Data to process:
____________________
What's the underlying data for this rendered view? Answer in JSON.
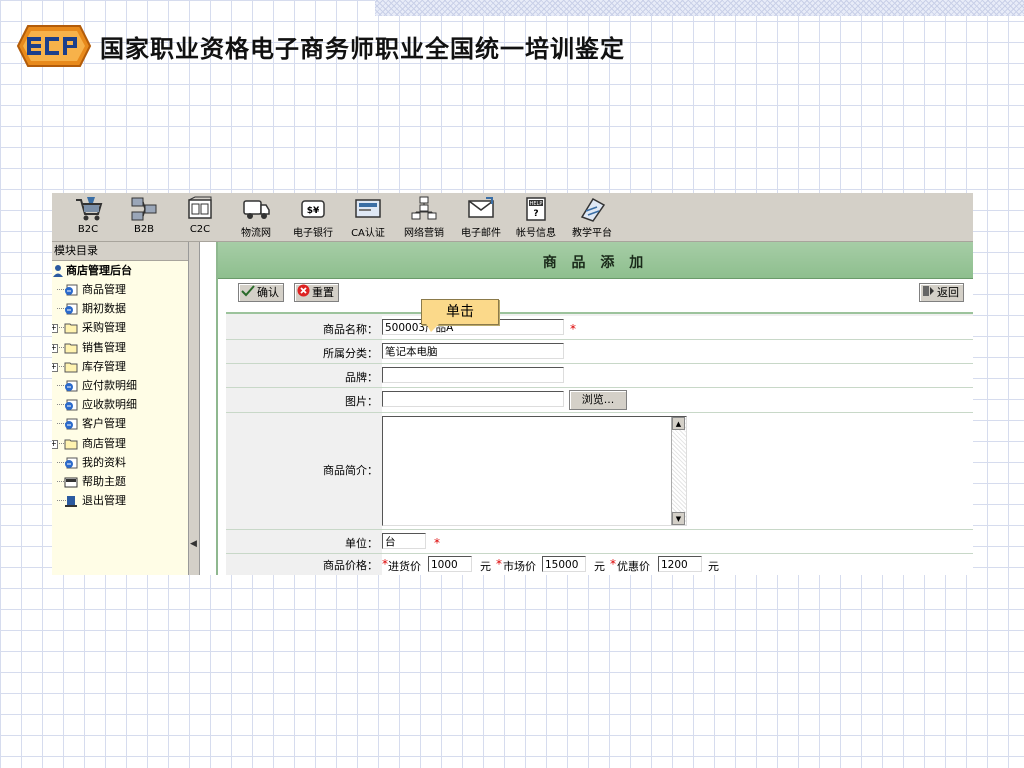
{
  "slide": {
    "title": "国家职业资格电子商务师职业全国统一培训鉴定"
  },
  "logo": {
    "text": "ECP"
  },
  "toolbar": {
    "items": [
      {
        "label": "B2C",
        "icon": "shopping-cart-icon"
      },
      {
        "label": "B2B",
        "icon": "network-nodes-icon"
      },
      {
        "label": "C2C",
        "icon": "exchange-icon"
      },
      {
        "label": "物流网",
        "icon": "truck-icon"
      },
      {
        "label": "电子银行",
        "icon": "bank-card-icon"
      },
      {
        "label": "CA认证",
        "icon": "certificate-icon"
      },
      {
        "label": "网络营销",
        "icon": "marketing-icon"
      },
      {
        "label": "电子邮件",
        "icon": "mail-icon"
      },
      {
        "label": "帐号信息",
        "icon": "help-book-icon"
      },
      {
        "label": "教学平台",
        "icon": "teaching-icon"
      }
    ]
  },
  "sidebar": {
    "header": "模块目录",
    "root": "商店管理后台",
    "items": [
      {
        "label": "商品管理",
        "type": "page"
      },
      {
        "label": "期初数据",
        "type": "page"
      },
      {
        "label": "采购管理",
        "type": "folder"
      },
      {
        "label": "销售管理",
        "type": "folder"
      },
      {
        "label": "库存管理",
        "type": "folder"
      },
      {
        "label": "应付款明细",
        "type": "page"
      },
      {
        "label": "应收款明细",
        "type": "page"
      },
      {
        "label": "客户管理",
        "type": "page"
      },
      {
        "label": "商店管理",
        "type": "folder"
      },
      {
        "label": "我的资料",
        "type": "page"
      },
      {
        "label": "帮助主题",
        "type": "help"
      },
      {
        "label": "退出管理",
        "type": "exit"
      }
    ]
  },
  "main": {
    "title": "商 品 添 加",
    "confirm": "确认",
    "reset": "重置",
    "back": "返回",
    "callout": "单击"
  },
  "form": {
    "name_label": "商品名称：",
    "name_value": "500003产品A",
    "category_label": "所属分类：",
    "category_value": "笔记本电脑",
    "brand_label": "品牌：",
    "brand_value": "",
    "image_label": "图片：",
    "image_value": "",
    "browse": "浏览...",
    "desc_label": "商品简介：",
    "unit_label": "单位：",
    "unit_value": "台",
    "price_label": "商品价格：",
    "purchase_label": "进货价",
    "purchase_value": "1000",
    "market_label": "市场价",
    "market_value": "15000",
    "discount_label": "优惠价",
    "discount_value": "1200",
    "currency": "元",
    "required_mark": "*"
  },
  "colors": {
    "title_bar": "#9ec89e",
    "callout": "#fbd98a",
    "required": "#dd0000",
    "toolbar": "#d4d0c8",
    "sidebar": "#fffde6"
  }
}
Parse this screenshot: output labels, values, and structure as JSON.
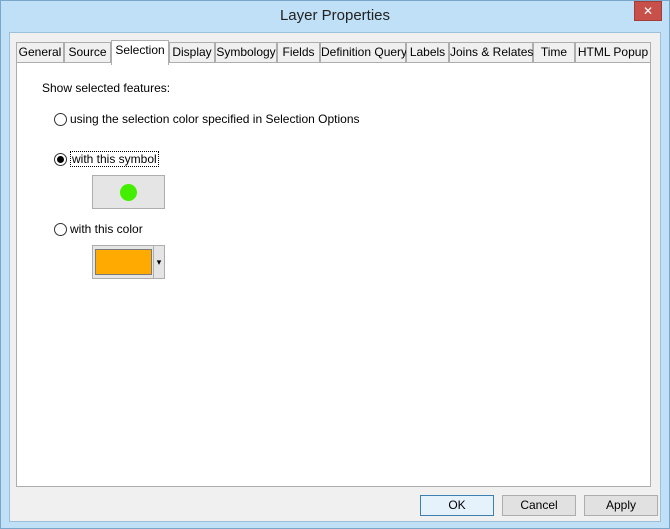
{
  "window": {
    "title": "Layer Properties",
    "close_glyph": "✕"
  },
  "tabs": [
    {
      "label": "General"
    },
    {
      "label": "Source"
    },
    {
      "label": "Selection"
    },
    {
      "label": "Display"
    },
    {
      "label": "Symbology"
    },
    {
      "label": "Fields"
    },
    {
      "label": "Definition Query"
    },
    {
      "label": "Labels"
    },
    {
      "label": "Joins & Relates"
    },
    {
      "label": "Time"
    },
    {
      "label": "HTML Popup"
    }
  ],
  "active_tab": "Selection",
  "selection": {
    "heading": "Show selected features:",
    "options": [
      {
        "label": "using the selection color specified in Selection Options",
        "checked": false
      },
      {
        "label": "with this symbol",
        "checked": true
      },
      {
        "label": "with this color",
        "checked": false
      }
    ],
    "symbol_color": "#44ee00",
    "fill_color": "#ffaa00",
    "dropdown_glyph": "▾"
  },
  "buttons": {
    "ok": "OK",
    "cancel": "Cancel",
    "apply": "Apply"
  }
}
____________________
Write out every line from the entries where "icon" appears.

        "icon": "shopping-cart-icon"
        "icon": "network-nodes-icon"
        "icon": "exchange-icon"
        "icon": "truck-icon"
        "icon": "bank-card-icon"
        "icon": "certificate-icon"
        "icon": "marketing-icon"
        "icon": "mail-icon"
        "icon": "help-book-icon"
        "icon": "teaching-icon"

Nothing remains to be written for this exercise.